The playfulness also operates at the level of grammar and semantics. While Boughn renders the poems in “correct” sentences, sometimes usage becomes gnarled. Words function ambiguously— a noun? adjective? gerund?  For instance:
    Nuances of extinct species extrude

    grail vision’s perfect handful of matter,
    however fleeting imbibed opportunities
    scatter, and yielded dimensions pour forth

    in frothy offerings old time revelations

    of amber bulletins rendered perfectly
    intelligible in the light of recalled
laughter. (23)
This sentence does stand up grammatically: Subject — “nuances”— verb—“extrude” — for the first independent clause and, in the second such clause, subject — “dimensions” — and verb —“pour.” That said, given the strange semantics, the “however” clause feels as if it could be independent, making “yielded dimensions” not so much a subject of an independent clause as a continuation of the “however,” suggesting that everything coming after that word serves as a qualification for the first independent clause. The result: un-ease at the grammatical level, leading to semantic scattering, seedlings of meaning taking root in a variety of ways around and within the sentence. Witty, smart-ass, mischievous, silly, sophisticated:
                                       Once outside

     Winnipeg the seams of night came undone
     releasing secretly held fire in cascades

    of relentless revelations of nothing
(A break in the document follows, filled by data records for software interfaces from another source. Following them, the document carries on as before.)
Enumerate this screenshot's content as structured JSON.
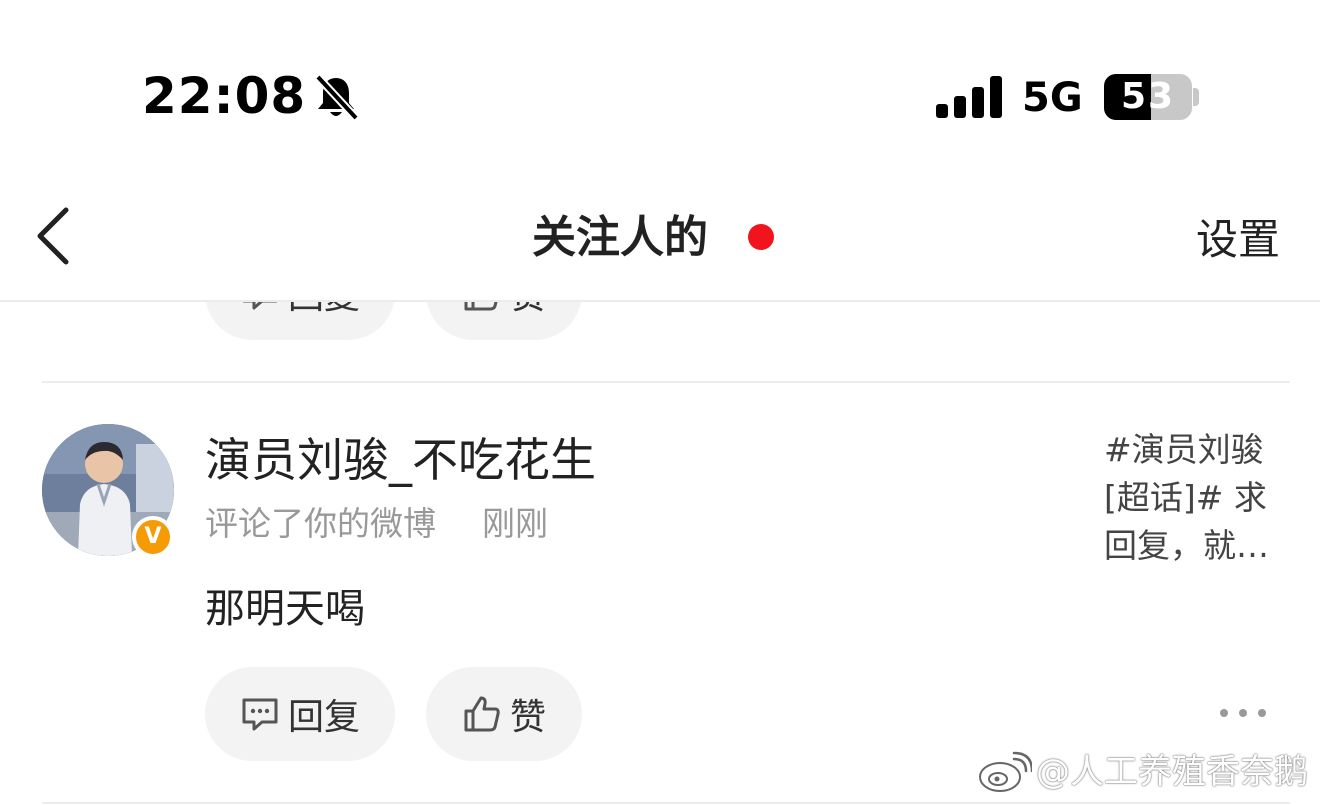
{
  "status_bar": {
    "time": "22:08",
    "network": "5G",
    "battery_percent": 53,
    "battery_label": "53"
  },
  "nav": {
    "title": "关注人的",
    "settings_label": "设置"
  },
  "previous_item": {
    "reply_label": "回复",
    "like_label": "赞"
  },
  "notification": {
    "username": "演员刘骏_不吃花生",
    "action": "评论了你的微博",
    "time": "刚刚",
    "comment": "那明天喝",
    "verified_badge": "V",
    "post_preview_lines": [
      "#演员刘骏",
      "[超话]# 求",
      "回复，就…"
    ],
    "reply_label": "回复",
    "like_label": "赞"
  },
  "watermark": "@人工养殖香奈鹅",
  "colors": {
    "dot_red": "#f2141c",
    "badge_orange": "#f59b05",
    "secondary_text": "#999999"
  }
}
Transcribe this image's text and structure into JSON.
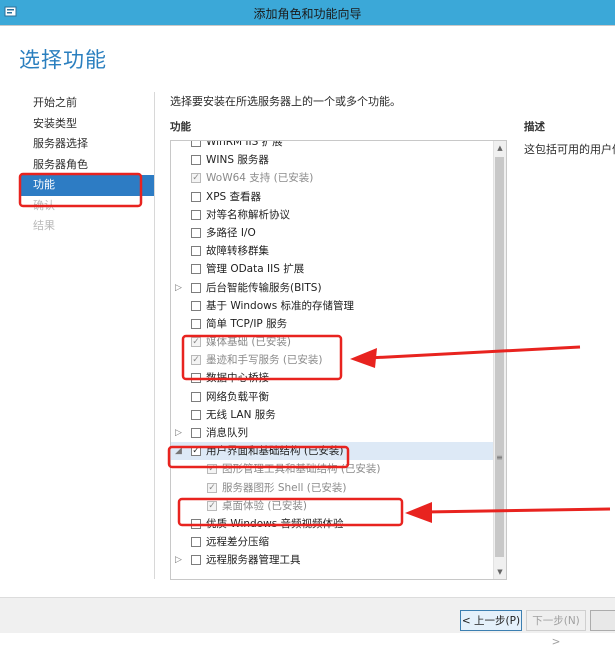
{
  "window": {
    "title": "添加角色和功能向导"
  },
  "page": {
    "title": "选择功能",
    "instruction": "选择要安装在所选服务器上的一个或多个功能。"
  },
  "nav": {
    "items": [
      {
        "label": "开始之前",
        "state": "normal"
      },
      {
        "label": "安装类型",
        "state": "normal"
      },
      {
        "label": "服务器选择",
        "state": "normal"
      },
      {
        "label": "服务器角色",
        "state": "normal"
      },
      {
        "label": "功能",
        "state": "selected"
      },
      {
        "label": "确认",
        "state": "disabled"
      },
      {
        "label": "结果",
        "state": "disabled"
      }
    ]
  },
  "features": {
    "header": "功能",
    "items": [
      {
        "label": "WinRM IIS 扩展",
        "checked": false,
        "disabled": false,
        "indent": 0,
        "expander": ""
      },
      {
        "label": "WINS 服务器",
        "checked": false,
        "disabled": false,
        "indent": 0,
        "expander": ""
      },
      {
        "label": "WoW64 支持 (已安装)",
        "checked": true,
        "disabled": true,
        "indent": 0,
        "expander": ""
      },
      {
        "label": "XPS 查看器",
        "checked": false,
        "disabled": false,
        "indent": 0,
        "expander": ""
      },
      {
        "label": "对等名称解析协议",
        "checked": false,
        "disabled": false,
        "indent": 0,
        "expander": ""
      },
      {
        "label": "多路径 I/O",
        "checked": false,
        "disabled": false,
        "indent": 0,
        "expander": ""
      },
      {
        "label": "故障转移群集",
        "checked": false,
        "disabled": false,
        "indent": 0,
        "expander": ""
      },
      {
        "label": "管理 OData IIS 扩展",
        "checked": false,
        "disabled": false,
        "indent": 0,
        "expander": ""
      },
      {
        "label": "后台智能传输服务(BITS)",
        "checked": false,
        "disabled": false,
        "indent": 0,
        "expander": "collapsed"
      },
      {
        "label": "基于 Windows 标准的存储管理",
        "checked": false,
        "disabled": false,
        "indent": 0,
        "expander": ""
      },
      {
        "label": "简单 TCP/IP 服务",
        "checked": false,
        "disabled": false,
        "indent": 0,
        "expander": ""
      },
      {
        "label": "媒体基础 (已安装)",
        "checked": true,
        "disabled": true,
        "indent": 0,
        "expander": ""
      },
      {
        "label": "墨迹和手写服务 (已安装)",
        "checked": true,
        "disabled": true,
        "indent": 0,
        "expander": ""
      },
      {
        "label": "数据中心桥接",
        "checked": false,
        "disabled": false,
        "indent": 0,
        "expander": ""
      },
      {
        "label": "网络负载平衡",
        "checked": false,
        "disabled": false,
        "indent": 0,
        "expander": ""
      },
      {
        "label": "无线 LAN 服务",
        "checked": false,
        "disabled": false,
        "indent": 0,
        "expander": ""
      },
      {
        "label": "消息队列",
        "checked": false,
        "disabled": false,
        "indent": 0,
        "expander": "collapsed"
      },
      {
        "label": "用户界面和基础结构 (已安装)",
        "checked": true,
        "disabled": false,
        "indent": 0,
        "expander": "expanded",
        "highlight": true
      },
      {
        "label": "图形管理工具和基础结构 (已安装)",
        "checked": true,
        "disabled": true,
        "indent": 1,
        "expander": ""
      },
      {
        "label": "服务器图形 Shell (已安装)",
        "checked": true,
        "disabled": true,
        "indent": 1,
        "expander": ""
      },
      {
        "label": "桌面体验 (已安装)",
        "checked": true,
        "disabled": true,
        "indent": 1,
        "expander": ""
      },
      {
        "label": "优质 Windows 音频视频体验",
        "checked": false,
        "disabled": false,
        "indent": 0,
        "expander": ""
      },
      {
        "label": "远程差分压缩",
        "checked": false,
        "disabled": false,
        "indent": 0,
        "expander": ""
      },
      {
        "label": "远程服务器管理工具",
        "checked": false,
        "disabled": false,
        "indent": 0,
        "expander": "collapsed"
      }
    ]
  },
  "description": {
    "header": "描述",
    "text": "这包括可用的用户体验"
  },
  "footer": {
    "prev_label": "< 上一步(P)",
    "next_label": "下一步(N) >"
  },
  "colors": {
    "titlebar": "#3ba8d8",
    "title_accent": "#2a7fbf",
    "selection": "#2d7cc4",
    "annotation_red": "#e8231f"
  }
}
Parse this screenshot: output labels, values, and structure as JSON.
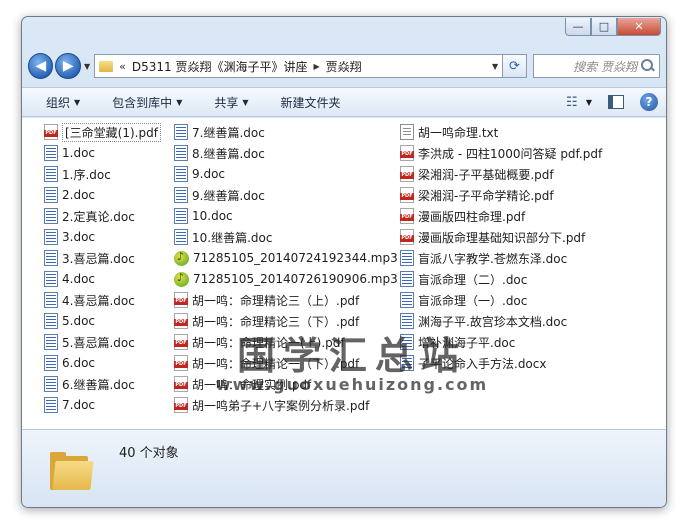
{
  "window": {
    "caption": {
      "minimize": "—",
      "maximize": "□",
      "close": "✕"
    }
  },
  "nav": {
    "back_icon": "back-arrow-icon",
    "forward_icon": "forward-arrow-icon",
    "address": {
      "chevron": "«",
      "segments": [
        "D5311 贾焱翔《渊海子平》讲座",
        "贾焱翔"
      ]
    },
    "search_placeholder": "搜索 贾焱翔"
  },
  "toolbar": {
    "organize": "组织",
    "include_in_library": "包含到库中",
    "share": "共享",
    "new_folder": "新建文件夹"
  },
  "files": {
    "col1": [
      {
        "name": "[三命堂藏(1).pdf",
        "type": "pdf",
        "selected": true
      },
      {
        "name": "1.doc",
        "type": "doc"
      },
      {
        "name": "1.序.doc",
        "type": "doc"
      },
      {
        "name": "2.doc",
        "type": "doc"
      },
      {
        "name": "2.定真论.doc",
        "type": "doc"
      },
      {
        "name": "3.doc",
        "type": "doc"
      },
      {
        "name": "3.喜忌篇.doc",
        "type": "doc"
      },
      {
        "name": "4.doc",
        "type": "doc"
      },
      {
        "name": "4.喜忌篇.doc",
        "type": "doc"
      },
      {
        "name": "5.doc",
        "type": "doc"
      },
      {
        "name": "5.喜忌篇.doc",
        "type": "doc"
      },
      {
        "name": "6.doc",
        "type": "doc"
      },
      {
        "name": "6.继善篇.doc",
        "type": "doc"
      },
      {
        "name": "7.doc",
        "type": "doc"
      }
    ],
    "col2": [
      {
        "name": "7.继善篇.doc",
        "type": "doc"
      },
      {
        "name": "8.继善篇.doc",
        "type": "doc"
      },
      {
        "name": "9.doc",
        "type": "doc"
      },
      {
        "name": "9.继善篇.doc",
        "type": "doc"
      },
      {
        "name": "10.doc",
        "type": "doc"
      },
      {
        "name": "10.继善篇.doc",
        "type": "doc"
      },
      {
        "name": "71285105_20140724192344.mp3",
        "type": "mp3"
      },
      {
        "name": "71285105_20140726190906.mp3",
        "type": "mp3"
      },
      {
        "name": "胡一鸣：命理精论三（上）.pdf",
        "type": "pdf"
      },
      {
        "name": "胡一鸣：命理精论三（下）.pdf",
        "type": "pdf"
      },
      {
        "name": "胡一鸣：命理精论一(上).pdf",
        "type": "pdf"
      },
      {
        "name": "胡一鸣：命理精论一（下）.pdf",
        "type": "pdf"
      },
      {
        "name": "胡一鸣：命理实例.pdf",
        "type": "pdf"
      },
      {
        "name": "胡一鸣弟子+八字案例分析录.pdf",
        "type": "pdf"
      }
    ],
    "col3": [
      {
        "name": "胡一鸣命理.txt",
        "type": "txt"
      },
      {
        "name": "李洪成 - 四柱1000问答疑 pdf.pdf",
        "type": "pdf"
      },
      {
        "name": "梁湘润-子平基础概要.pdf",
        "type": "pdf"
      },
      {
        "name": "梁湘润-子平命学精论.pdf",
        "type": "pdf"
      },
      {
        "name": "漫画版四柱命理.pdf",
        "type": "pdf"
      },
      {
        "name": "漫画版命理基础知识部分下.pdf",
        "type": "pdf"
      },
      {
        "name": "盲派八字教学.苍燃东泽.doc",
        "type": "doc"
      },
      {
        "name": "盲派命理（二）.doc",
        "type": "doc"
      },
      {
        "name": "盲派命理（一）.doc",
        "type": "doc"
      },
      {
        "name": "渊海子平.故宫珍本文档.doc",
        "type": "doc"
      },
      {
        "name": "增补渊海子平.doc",
        "type": "doc"
      },
      {
        "name": "子平论命入手方法.docx",
        "type": "doc"
      }
    ]
  },
  "watermark": {
    "text": "国学汇总站",
    "url": "www.guoxuehuizong.com"
  },
  "details": {
    "count": "40 个对象"
  }
}
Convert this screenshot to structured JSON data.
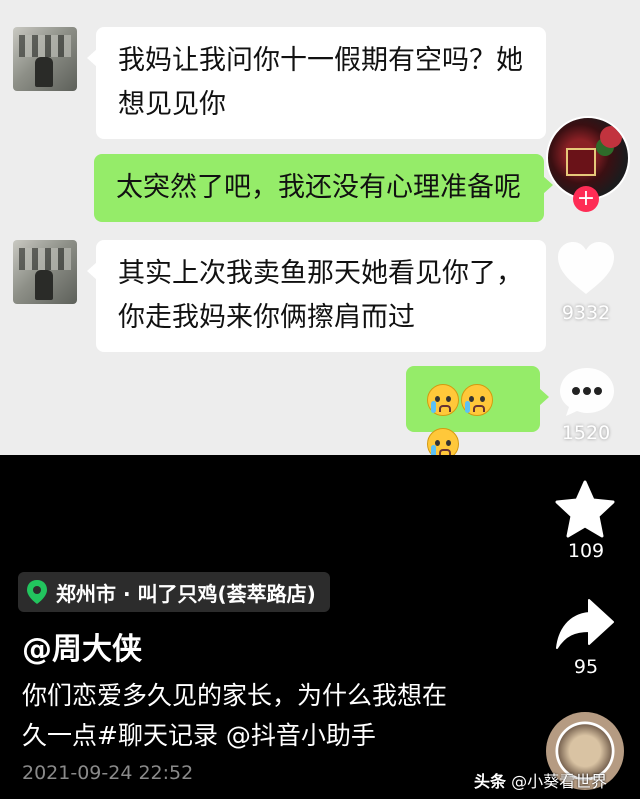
{
  "chat": {
    "messages": [
      {
        "side": "left",
        "text1": "我妈让我问你十一假期有空吗？她",
        "text2": "想见见你"
      },
      {
        "side": "right",
        "text": "太突然了吧，我还没有心理准备呢"
      },
      {
        "side": "left",
        "text1": "其实上次我卖鱼那天她看见你了，",
        "text2": "你走我妈来你俩擦肩而过"
      },
      {
        "side": "right",
        "emoji": [
          "crying-face",
          "crying-face",
          "crying-face"
        ]
      }
    ]
  },
  "sidebar": {
    "plus": "+",
    "likes": "9332",
    "comments": "1520",
    "favorites": "109",
    "shares": "95"
  },
  "post": {
    "location": "郑州市 · 叫了只鸡(荟萃路店)",
    "author": "@周大侠",
    "caption_line1": "你们恋爱多久见的家长，为什么我想在",
    "caption_line2": "久一点#聊天记录 @抖音小助手",
    "date": "2021-09-24 22:52"
  },
  "watermark": {
    "source": "头条",
    "account": "@小葵看世界"
  },
  "colors": {
    "green_bubble": "#95ec69",
    "chat_bg": "#ededed",
    "accent_red": "#fe2c55",
    "location_pin": "#22c55e"
  }
}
    more than night. (48)
Bough also plays with the collaging of vocabularies:

     faces known to be under surveillance
     but determined to keep the exchange
     in motion as long as the joint stays open. (68)

“Re-present” is high theory, “but determined” almost sounds like self-help, and “joint” goes way down and out. The silly internal rhyme in the last line adds to the revelry. This collage throws the irony—so often aimed at Empire—into the comic sphere, where there is no bottom line, where everything is up in the air and being juggled and tossed and turned. The motion is the meaning.
In only one place did I sense Boughn getting angry:

                     Levellers and Diggers
     dangle from the wrong end of a rope looking
     bemused at the hue and cry, but the church,
     fastidiously rejecting spilled blood,

     leaves heretics to the fire as if it all comes down

     to how many world’s you want to count
     with your eyes closed in spite of auto-da-fé’s
     spreading pall over vistas of unrestrained
     generosity and native intelligence. (40)
Even here, he doesn’t get too worked up. After all, there are hockey games we need to get to.


See interview with Michael Boughn.

Michael Boughn appears in 1 and 2. He has also published on this blog. I am grateful to him for his generosity and the interest he has shown in this project.

Michael Boughn, on the occasion of being shortlisted for Canada's Governor General’s Award for Poetry in 2011, was described in the Globe and Mail as “an obscure veteran poet with a history of being overlooked by the mainstream." He is the author of H.D.: A Bibliography 1905 - 1990 (University of Virginia, 1993) and co-editor (with Victor Coleman) of Robert Duncan's The H.D. Book (University of California, 2011), as well as being editor of Narthex and other stories by H.D. (BookThug, 2011). His recent book of poetry, Cosmographia - A Post-Lucretian Faux Micro-Epic (Book Thug, 2010), was shortlisted for the aforementioned Prestigious Prize at the same time his mystery novel, Business As Usual, was published by NeWest (Edmonton). 

Terrence Folz Reading From "Bunt Burke"

  Terrence Folz's chapbook  Bunt Burke will appear from The Circulatory Press in August 2021. The above film features him reading some o...